**WHAT IS NEEDED**
Your answer should reproduce the full set of records exactly as given.

**MATERIAL PROVIDED**

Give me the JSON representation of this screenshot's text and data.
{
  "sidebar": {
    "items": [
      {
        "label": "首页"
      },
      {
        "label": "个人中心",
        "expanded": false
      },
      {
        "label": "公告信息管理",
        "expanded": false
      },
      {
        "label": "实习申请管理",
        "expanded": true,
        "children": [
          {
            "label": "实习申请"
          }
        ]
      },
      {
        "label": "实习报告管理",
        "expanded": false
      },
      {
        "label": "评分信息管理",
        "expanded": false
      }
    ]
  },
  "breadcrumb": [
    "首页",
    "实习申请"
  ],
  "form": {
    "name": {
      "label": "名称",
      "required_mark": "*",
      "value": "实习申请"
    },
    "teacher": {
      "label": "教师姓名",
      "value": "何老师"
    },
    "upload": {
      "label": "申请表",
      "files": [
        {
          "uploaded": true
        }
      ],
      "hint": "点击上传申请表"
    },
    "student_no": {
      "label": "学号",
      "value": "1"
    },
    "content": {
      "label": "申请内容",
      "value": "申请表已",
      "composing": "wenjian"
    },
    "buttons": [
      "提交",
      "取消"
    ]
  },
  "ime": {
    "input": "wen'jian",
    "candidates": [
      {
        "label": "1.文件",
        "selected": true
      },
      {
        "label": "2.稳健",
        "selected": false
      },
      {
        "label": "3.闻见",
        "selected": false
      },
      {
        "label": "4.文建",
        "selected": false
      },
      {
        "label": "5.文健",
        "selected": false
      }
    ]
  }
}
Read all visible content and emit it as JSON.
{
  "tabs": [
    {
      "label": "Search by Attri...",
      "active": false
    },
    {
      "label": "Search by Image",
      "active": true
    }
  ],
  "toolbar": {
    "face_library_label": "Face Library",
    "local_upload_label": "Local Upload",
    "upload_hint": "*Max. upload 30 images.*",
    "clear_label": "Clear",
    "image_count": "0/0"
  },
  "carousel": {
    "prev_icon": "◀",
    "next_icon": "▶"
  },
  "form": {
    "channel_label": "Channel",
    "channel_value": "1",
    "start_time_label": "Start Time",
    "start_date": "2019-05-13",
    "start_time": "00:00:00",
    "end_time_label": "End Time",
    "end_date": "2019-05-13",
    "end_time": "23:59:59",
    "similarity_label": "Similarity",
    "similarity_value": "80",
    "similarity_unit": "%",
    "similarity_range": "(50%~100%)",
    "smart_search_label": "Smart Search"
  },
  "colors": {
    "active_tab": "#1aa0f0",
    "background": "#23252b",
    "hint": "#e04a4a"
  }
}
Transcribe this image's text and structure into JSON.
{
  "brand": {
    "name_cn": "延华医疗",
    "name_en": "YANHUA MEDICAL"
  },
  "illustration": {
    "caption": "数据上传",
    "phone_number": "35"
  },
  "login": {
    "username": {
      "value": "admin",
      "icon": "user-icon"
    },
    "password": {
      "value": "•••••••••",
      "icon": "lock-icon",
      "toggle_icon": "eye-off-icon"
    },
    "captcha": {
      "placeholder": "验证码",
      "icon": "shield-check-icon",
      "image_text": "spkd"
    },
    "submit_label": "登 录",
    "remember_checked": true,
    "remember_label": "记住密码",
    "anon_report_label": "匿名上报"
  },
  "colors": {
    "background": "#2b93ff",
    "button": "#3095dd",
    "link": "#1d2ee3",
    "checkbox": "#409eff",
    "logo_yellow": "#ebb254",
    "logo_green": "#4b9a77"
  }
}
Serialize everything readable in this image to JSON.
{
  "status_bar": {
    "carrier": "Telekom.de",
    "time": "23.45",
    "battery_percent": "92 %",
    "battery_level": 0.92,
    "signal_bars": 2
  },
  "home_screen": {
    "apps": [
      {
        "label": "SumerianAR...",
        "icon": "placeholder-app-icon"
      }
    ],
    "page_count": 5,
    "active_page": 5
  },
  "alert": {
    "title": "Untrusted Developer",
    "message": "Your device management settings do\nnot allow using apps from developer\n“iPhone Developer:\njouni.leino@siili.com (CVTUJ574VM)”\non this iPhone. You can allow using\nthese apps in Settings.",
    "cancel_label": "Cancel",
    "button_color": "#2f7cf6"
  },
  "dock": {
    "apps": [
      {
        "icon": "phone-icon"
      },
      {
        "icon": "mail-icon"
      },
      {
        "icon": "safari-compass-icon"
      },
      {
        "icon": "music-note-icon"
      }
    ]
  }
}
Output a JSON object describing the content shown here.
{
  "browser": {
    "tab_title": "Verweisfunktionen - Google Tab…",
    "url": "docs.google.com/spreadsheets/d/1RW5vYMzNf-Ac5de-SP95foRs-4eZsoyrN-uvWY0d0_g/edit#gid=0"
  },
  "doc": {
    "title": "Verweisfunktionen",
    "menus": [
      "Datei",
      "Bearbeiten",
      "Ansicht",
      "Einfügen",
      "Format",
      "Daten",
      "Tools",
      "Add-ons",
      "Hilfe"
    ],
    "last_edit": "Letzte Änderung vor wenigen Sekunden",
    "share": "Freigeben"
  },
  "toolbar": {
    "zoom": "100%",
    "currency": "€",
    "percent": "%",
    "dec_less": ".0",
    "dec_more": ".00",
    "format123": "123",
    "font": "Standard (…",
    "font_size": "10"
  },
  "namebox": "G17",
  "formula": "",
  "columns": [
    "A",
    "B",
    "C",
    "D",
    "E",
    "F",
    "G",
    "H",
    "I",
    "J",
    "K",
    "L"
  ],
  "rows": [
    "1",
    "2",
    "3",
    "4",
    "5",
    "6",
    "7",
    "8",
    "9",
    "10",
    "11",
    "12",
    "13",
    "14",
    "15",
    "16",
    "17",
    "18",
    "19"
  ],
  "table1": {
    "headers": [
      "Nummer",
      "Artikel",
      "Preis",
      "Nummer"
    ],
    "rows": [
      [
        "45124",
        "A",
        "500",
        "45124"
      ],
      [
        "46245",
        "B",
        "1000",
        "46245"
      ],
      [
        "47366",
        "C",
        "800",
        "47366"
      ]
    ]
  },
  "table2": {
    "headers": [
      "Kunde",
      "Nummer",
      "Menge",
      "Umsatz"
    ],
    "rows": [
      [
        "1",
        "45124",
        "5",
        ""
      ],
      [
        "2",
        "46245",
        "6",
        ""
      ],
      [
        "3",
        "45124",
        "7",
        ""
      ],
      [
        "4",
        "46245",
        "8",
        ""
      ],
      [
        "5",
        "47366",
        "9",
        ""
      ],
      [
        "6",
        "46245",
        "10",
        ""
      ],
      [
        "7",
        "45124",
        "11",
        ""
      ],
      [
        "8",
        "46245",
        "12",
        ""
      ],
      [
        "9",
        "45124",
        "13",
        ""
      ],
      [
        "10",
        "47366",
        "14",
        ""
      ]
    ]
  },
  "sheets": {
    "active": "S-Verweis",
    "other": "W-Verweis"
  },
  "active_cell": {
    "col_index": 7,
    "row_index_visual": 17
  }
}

**REPLY TO THE TASK**
Give me the JSON representation of this screenshot's text and data.
{
  "sidebar": {
    "items": [
      {
        "label": "首页"
      },
      {
        "label": "个人中心",
        "expanded": false
      },
      {
        "label": "公告信息管理",
        "expanded": false
      },
      {
        "label": "实习申请管理",
        "expanded": true,
        "children": [
          {
            "label": "实习申请"
          }
        ]
      },
      {
        "label": "实习报告管理",
        "expanded": false
      },
      {
        "label": "评分信息管理",
        "expanded": false
      }
    ]
  },
  "breadcrumb": [
    "首页",
    "实习申请"
  ],
  "form": {
    "name": {
      "label": "名称",
      "required_mark": "*",
      "value": "实习申请"
    },
    "teacher": {
      "label": "教师姓名",
      "value": "何老师"
    },
    "upload": {
      "label": "申请表",
      "files": [
        {
          "uploaded": true
        }
      ],
      "hint": "点击上传申请表"
    },
    "student_no": {
      "label": "学号",
      "value": "1"
    },
    "content": {
      "label": "申请内容",
      "value": "申请表已",
      "composing": "wenjian"
    },
    "buttons": [
      "提交",
      "取消"
    ]
  },
  "ime": {
    "input": "wen'jian",
    "candidates": [
      {
        "label": "1.文件",
        "selected": true
      },
      {
        "label": "2.稳健",
        "selected": false
      },
      {
        "label": "3.闻见",
        "selected": false
      },
      {
        "label": "4.文建",
        "selected": false
      },
      {
        "label": "5.文健",
        "selected": false
      }
    ]
  }
}
Read all visible content and emit it as JSON.
{
  "tabs": [
    {
      "label": "Search by Attri...",
      "active": false
    },
    {
      "label": "Search by Image",
      "active": true
    }
  ],
  "toolbar": {
    "face_library_label": "Face Library",
    "local_upload_label": "Local Upload",
    "upload_hint": "*Max. upload 30 images.*",
    "clear_label": "Clear",
    "image_count": "0/0"
  },
  "carousel": {
    "prev_icon": "◀",
    "next_icon": "▶"
  },
  "form": {
    "channel_label": "Channel",
    "channel_value": "1",
    "start_time_label": "Start Time",
    "start_date": "2019-05-13",
    "start_time": "00:00:00",
    "end_time_label": "End Time",
    "end_date": "2019-05-13",
    "end_time": "23:59:59",
    "similarity_label": "Similarity",
    "similarity_value": "80",
    "similarity_unit": "%",
    "similarity_range": "(50%~100%)",
    "smart_search_label": "Smart Search"
  },
  "colors": {
    "active_tab": "#1aa0f0",
    "background": "#23252b",
    "hint": "#e04a4a"
  }
}
Transcribe this image's text and structure into JSON.
{
  "brand": {
    "name_cn": "延华医疗",
    "name_en": "YANHUA MEDICAL"
  },
  "illustration": {
    "caption": "数据上传",
    "phone_number": "35"
  },
  "login": {
    "username": {
      "value": "admin",
      "icon": "user-icon"
    },
    "password": {
      "value": "•••••••••",
      "icon": "lock-icon",
      "toggle_icon": "eye-off-icon"
    },
    "captcha": {
      "placeholder": "验证码",
      "icon": "shield-check-icon",
      "image_text": "spkd"
    },
    "submit_label": "登 录",
    "remember_checked": true,
    "remember_label": "记住密码",
    "anon_report_label": "匿名上报"
  },
  "colors": {
    "background": "#2b93ff",
    "button": "#3095dd",
    "link": "#1d2ee3",
    "checkbox": "#409eff",
    "logo_yellow": "#ebb254",
    "logo_green": "#4b9a77"
  }
}
Serialize everything readable in this image to JSON.
{
  "status_bar": {
    "carrier": "Telekom.de",
    "time": "23.45",
    "battery_percent": "92 %",
    "battery_level": 0.92,
    "signal_bars": 2
  },
  "home_screen": {
    "apps": [
      {
        "label": "SumerianAR...",
        "icon": "placeholder-app-icon"
      }
    ],
    "page_count": 5,
    "active_page": 5
  },
  "alert": {
    "title": "Untrusted Developer",
    "message": "Your device management settings do\nnot allow using apps from developer\n“iPhone Developer:\njouni.leino@siili.com (CVTUJ574VM)”\non this iPhone. You can allow using\nthese apps in Settings.",
    "cancel_label": "Cancel",
    "button_color": "#2f7cf6"
  },
  "dock": {
    "apps": [
      {
        "icon": "phone-icon"
      },
      {
        "icon": "mail-icon"
      },
      {
        "icon": "safari-compass-icon"
      },
      {
        "icon": "music-note-icon"
      }
    ]
  }
}
Output a JSON object describing the content shown here.
{
  "browser": {
    "tab_title": "Verweisfunktionen - Google Tab…",
    "url": "docs.google.com/spreadsheets/d/1RW5vYMzNf-Ac5de-SP95foRs-4eZsoyrN-uvWY0d0_g/edit#gid=0"
  },
  "doc": {
    "title": "Verweisfunktionen",
    "menus": [
      "Datei",
      "Bearbeiten",
      "Ansicht",
      "Einfügen",
      "Format",
      "Daten",
      "Tools",
      "Add-ons",
      "Hilfe"
    ],
    "last_edit": "Letzte Änderung vor wenigen Sekunden",
    "share": "Freigeben"
  },
  "toolbar": {
    "zoom": "100%",
    "currency": "€",
    "percent": "%",
    "dec_less": ".0",
    "dec_more": ".00",
    "format123": "123",
    "font": "Standard (…",
    "font_size": "10"
  },
  "namebox": "G17",
  "formula": "",
  "columns": [
    "A",
    "B",
    "C",
    "D",
    "E",
    "F",
    "G",
    "H",
    "I",
    "J",
    "K",
    "L"
  ],
  "rows": [
    "1",
    "2",
    "3",
    "4",
    "5",
    "6",
    "7",
    "8",
    "9",
    "10",
    "11",
    "12",
    "13",
    "14",
    "15",
    "16",
    "17",
    "18",
    "19"
  ],
  "table1": {
    "headers": [
      "Nummer",
      "Artikel",
      "Preis",
      "Nummer"
    ],
    "rows": [
      [
        "45124",
        "A",
        "500",
        "45124"
      ],
      [
        "46245",
        "B",
        "1000",
        "46245"
      ],
      [
        "47366",
        "C",
        "800",
        "47366"
      ]
    ]
  },
  "table2": {
    "headers": [
      "Kunde",
      "Nummer",
      "Menge",
      "Umsatz"
    ],
    "rows": [
      [
        "1",
        "45124",
        "5",
        ""
      ],
      [
        "2",
        "46245",
        "6",
        ""
      ],
      [
        "3",
        "45124",
        "7",
        ""
      ],
      [
        "4",
        "46245",
        "8",
        ""
      ],
      [
        "5",
        "47366",
        "9",
        ""
      ],
      [
        "6",
        "46245",
        "10",
        ""
      ],
      [
        "7",
        "45124",
        "11",
        ""
      ],
      [
        "8",
        "46245",
        "12",
        ""
      ],
      [
        "9",
        "45124",
        "13",
        ""
      ],
      [
        "10",
        "47366",
        "14",
        ""
      ]
    ]
  },
  "sheets": {
    "active": "S-Verweis",
    "other": "W-Verweis"
  },
  "active_cell": {
    "col_index": 7,
    "row_index_visual": 17
  }
}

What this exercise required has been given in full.